Letters to the editor
To the Editor
We thank Dr Eyuboglu for his interest and important comments on our article The systemic inflammation-based Glasgow Prognostic Score as a prognostic factor in patients with acute failure published by the Journal of Cardiovascular Medicine.
The Glasgow Prognostic Score (GPS) is a simple score combining C-reactive protein and serum albumin concentrations. In our study, we introduced the GPS as a new predictor of the prognoses of patients with acute decompensated failure.1 We focused on C-reactive protein as an inflammatory marker because its concentration is the easiest to determine and is most widely used in general hospitals and/or clinics. However, C-reactive protein level is a ‘rough’ marker to directly determine several conditions, such as a mild-to-moderate elevation of circulating cytokines, infiltration of inflammatory cells in the myocardium, and myocardial fibrosis. Other markers, such as high-sensitivity C-reactive protein, fibrinogen, tumor necrosis factor, or interleukin-6, are more sensitive and useful to directly evaluate myocardial inflammation. C-reactive protein level is a systemic marker that represents the general condition, similarly to serum albumin concentration.

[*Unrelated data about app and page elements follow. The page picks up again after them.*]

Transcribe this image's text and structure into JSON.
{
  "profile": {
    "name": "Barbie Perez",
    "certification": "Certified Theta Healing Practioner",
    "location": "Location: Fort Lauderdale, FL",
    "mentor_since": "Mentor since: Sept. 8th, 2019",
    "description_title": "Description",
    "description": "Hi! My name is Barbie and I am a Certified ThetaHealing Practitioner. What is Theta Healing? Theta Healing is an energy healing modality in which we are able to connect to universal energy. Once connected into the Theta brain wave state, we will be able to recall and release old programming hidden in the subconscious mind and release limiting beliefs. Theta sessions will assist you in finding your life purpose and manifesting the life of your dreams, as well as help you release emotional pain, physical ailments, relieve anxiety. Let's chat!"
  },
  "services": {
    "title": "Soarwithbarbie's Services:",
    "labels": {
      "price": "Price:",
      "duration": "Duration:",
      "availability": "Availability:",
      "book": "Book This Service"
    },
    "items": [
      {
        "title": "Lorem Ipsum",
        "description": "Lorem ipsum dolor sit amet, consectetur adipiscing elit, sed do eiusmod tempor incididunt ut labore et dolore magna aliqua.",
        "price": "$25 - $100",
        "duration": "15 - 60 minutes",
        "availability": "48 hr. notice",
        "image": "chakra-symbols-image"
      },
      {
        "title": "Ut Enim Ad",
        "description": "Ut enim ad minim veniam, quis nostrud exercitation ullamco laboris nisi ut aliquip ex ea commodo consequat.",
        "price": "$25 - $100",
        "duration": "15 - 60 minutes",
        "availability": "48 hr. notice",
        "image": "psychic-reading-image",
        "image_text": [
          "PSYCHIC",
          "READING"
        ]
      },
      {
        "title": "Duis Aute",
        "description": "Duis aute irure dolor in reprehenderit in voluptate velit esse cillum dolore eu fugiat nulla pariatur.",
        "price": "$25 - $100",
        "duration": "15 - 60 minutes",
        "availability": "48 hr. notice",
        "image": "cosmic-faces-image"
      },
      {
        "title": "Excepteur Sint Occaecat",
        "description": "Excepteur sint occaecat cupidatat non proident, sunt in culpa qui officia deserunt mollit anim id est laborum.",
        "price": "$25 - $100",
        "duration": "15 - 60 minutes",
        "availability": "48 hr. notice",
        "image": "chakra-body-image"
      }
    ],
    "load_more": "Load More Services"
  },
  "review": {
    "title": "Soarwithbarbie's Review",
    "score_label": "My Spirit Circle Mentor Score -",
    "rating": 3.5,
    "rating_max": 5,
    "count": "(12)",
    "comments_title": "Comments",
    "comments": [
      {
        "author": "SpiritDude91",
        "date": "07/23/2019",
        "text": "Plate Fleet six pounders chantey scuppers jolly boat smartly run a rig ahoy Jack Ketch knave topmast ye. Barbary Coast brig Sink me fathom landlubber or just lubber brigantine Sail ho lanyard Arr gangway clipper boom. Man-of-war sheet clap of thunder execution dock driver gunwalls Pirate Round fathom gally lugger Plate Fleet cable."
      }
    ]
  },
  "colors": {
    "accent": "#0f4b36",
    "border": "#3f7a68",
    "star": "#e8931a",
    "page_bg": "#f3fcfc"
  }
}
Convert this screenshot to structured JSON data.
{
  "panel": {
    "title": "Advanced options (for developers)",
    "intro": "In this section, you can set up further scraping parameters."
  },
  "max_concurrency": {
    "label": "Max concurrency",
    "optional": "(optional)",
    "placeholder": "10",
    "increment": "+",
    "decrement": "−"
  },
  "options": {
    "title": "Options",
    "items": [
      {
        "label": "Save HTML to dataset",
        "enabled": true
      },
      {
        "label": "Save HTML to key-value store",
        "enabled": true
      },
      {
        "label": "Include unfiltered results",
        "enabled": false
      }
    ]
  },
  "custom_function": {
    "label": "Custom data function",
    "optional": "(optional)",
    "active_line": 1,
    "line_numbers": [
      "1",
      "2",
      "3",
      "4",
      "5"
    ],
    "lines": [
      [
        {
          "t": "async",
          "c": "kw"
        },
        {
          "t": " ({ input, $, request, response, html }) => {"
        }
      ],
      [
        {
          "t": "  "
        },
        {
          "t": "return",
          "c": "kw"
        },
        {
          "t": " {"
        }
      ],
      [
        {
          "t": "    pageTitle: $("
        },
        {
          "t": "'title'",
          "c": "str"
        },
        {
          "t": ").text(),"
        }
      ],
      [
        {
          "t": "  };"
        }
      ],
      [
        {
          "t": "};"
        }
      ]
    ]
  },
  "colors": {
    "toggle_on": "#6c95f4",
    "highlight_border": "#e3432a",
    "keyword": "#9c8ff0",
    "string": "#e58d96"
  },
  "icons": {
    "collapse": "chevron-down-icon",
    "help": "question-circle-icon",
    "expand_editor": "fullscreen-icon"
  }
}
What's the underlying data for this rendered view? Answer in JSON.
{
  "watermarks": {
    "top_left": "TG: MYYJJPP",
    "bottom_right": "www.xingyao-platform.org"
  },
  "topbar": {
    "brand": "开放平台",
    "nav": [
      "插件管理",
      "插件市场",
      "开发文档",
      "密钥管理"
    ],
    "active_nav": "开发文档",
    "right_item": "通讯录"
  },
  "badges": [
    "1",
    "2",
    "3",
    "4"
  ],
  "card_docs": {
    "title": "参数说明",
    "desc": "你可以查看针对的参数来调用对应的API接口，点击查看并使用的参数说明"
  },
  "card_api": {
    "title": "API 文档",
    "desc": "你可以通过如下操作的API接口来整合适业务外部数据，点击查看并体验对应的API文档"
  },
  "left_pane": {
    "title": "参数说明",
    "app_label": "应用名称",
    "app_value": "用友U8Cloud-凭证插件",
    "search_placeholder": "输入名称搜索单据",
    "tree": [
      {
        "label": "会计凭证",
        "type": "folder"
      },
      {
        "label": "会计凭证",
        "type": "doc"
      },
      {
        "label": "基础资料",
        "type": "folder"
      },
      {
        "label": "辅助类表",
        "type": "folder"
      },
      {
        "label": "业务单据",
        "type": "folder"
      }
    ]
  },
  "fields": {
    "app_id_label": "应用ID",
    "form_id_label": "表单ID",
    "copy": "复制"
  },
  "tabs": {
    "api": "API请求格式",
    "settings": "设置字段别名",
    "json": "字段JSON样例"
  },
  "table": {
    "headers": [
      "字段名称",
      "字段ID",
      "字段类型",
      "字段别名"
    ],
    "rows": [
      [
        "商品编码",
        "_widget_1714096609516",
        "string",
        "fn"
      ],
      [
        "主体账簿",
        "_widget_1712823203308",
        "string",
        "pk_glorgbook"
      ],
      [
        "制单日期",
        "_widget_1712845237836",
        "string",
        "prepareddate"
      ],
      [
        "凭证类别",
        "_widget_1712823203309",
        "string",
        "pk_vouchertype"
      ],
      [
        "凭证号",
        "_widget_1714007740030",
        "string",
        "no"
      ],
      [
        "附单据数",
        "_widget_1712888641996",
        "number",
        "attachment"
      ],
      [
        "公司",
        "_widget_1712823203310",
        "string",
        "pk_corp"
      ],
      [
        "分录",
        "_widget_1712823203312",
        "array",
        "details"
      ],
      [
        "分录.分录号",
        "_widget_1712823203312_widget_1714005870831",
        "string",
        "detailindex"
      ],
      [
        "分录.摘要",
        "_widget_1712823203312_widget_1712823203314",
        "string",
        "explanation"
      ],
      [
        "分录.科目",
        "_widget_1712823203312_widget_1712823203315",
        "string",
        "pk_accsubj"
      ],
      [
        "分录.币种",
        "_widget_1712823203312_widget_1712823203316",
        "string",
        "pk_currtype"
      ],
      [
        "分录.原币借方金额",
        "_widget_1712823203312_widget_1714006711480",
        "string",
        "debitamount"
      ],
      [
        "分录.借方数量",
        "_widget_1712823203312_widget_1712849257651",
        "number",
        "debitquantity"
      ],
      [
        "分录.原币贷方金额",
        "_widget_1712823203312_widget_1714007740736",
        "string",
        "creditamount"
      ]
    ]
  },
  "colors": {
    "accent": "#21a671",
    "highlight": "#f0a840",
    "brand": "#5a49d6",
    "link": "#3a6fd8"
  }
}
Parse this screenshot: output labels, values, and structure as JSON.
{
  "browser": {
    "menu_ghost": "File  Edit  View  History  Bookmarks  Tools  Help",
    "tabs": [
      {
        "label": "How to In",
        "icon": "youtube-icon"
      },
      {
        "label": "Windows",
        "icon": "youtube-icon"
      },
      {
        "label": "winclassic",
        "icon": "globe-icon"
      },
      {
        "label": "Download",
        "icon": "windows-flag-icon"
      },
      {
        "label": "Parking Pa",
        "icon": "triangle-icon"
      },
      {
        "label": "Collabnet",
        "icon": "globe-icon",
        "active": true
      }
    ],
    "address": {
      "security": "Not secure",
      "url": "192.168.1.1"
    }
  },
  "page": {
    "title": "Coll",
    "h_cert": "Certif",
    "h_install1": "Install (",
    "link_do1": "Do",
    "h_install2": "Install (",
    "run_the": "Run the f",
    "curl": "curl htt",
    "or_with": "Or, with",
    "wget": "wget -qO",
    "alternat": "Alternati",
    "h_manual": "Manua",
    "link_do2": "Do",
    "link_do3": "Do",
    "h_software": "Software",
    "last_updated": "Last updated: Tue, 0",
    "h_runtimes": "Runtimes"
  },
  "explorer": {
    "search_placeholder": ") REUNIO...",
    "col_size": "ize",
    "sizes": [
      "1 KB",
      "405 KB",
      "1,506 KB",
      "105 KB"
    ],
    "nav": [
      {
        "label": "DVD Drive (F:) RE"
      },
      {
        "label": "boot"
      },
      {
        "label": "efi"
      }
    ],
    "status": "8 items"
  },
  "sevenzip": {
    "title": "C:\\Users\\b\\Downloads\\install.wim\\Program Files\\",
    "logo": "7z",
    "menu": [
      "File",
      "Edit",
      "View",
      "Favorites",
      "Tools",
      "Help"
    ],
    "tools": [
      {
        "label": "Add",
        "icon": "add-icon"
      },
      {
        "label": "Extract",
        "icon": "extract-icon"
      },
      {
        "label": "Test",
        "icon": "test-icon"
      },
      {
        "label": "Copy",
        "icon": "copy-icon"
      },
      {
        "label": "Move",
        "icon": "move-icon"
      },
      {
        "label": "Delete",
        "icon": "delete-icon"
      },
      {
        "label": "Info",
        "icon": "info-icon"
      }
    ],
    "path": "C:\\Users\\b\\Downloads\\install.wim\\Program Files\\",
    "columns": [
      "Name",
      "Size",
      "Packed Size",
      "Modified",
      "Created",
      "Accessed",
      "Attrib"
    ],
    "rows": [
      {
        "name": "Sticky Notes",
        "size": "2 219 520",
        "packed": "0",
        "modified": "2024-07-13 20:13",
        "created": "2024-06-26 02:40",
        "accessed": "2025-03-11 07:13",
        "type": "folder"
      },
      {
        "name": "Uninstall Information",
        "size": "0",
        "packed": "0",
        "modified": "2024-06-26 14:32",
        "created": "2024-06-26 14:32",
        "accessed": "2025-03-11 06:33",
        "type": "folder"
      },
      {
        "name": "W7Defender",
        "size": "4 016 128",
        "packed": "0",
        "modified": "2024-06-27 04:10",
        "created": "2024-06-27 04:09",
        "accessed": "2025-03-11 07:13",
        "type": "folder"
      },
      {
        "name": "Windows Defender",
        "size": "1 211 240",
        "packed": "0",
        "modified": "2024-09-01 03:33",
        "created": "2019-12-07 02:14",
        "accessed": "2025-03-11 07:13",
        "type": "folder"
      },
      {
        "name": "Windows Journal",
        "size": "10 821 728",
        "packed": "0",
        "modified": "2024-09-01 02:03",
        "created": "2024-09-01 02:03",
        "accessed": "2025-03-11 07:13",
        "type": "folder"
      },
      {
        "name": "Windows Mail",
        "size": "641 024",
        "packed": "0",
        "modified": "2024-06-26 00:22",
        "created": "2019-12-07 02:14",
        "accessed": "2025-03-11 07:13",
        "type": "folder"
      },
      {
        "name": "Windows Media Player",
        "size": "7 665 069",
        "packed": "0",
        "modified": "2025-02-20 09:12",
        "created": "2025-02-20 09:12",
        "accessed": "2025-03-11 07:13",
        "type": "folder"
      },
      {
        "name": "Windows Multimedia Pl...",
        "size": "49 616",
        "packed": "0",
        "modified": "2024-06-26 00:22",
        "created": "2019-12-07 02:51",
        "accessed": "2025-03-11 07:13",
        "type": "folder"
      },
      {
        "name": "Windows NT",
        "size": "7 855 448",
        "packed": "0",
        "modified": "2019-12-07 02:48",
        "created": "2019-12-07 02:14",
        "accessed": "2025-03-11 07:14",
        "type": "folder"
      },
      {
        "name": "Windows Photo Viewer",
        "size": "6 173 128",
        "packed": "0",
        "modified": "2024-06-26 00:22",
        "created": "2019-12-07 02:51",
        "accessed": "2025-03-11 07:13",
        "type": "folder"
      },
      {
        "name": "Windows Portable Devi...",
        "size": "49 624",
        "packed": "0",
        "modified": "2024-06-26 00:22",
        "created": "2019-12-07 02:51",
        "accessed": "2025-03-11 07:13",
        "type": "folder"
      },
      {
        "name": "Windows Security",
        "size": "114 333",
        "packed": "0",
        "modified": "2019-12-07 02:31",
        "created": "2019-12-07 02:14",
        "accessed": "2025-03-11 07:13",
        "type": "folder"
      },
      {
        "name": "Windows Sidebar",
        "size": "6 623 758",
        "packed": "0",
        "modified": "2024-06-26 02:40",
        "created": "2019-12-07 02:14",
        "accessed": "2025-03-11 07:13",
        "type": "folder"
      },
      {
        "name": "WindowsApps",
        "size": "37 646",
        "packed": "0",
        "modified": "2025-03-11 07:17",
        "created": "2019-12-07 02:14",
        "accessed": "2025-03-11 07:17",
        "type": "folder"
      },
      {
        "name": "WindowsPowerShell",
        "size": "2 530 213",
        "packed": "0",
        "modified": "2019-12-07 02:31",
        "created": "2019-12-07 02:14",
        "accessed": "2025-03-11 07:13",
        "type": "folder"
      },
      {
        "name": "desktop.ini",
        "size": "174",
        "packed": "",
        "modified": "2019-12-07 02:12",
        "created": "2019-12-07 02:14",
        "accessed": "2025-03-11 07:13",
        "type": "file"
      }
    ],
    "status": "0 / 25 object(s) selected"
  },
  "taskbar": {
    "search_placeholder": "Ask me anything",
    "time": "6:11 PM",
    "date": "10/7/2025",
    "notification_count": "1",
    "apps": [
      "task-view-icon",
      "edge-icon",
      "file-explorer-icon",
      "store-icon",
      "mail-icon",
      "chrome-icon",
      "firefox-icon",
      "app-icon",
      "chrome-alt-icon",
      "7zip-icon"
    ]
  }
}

In our study, we included all patients who had been admitted to our hospital owing to acute decompensated heart failure, and we did not exclude heart failure patients with infectious or collagen diseases or cancers. Accordingly, our population included patients with acute heart failure due to inflammation. Surprisingly, one-third of all patients had more than 1.0 mg/dl C-reactive protein. Many patients with acute decompensated heart failure have complications related to systemic inflammation. This indicates that acute heart failure in daily clinical practice cannot be treated independently from other inflammation-related causes such as bronchitis, pneumonia, and urinary tract infection. We believe that patients should be treated comprehensively.
Systemic inflammation worsens prognoses of patients even if the inflammation is related to infection, collagen disease, or cancer. Naturally, the cause of inflammation and/or the inflammation itself may not be fatal, although these factors strongly influence the status of patients with heart failure. In fact, cardiac death occurred in 55% patients in this study, and there was no difference in the cause of death across the three groups. Moreover, GPS significantly predicted all-cause death, as indicated by the Cox proportional hazards model including variables that had been previously reported to be useful prognostic predictors.2 Based on these findings, we are further convinced that GPS may be useful for predicting the prognosis of hospitalized patients with acute decompensated heart failure, regardless of the origin of systemic inflammation.
The authors have no conflicts of interest.
1. Namiuchi S, Sugie T, Saji K, Takii T, Suda A, Kato A. The systemic inflammation-based Glasgow Prognostic Score as a prognostic factor in patients with acute heart failure. J Cardiovasc Med
2. Cleland JG, Chiswell K, Teerlink JR, et al. Predictors of postdischarge outcomes from information acquired shortly after admission for acute heart failure: a report from the Placebo-Controlled Randomized Study of the Selective A1 Adenosine Receptor Antagonist Rolofylline for Patients Hospitalized With Acute Decompensated Heart Failure and Volume Overload to Assess Treatment Effect on Congestion and Renal Function (PROTECT) Study. Circ Heart Fail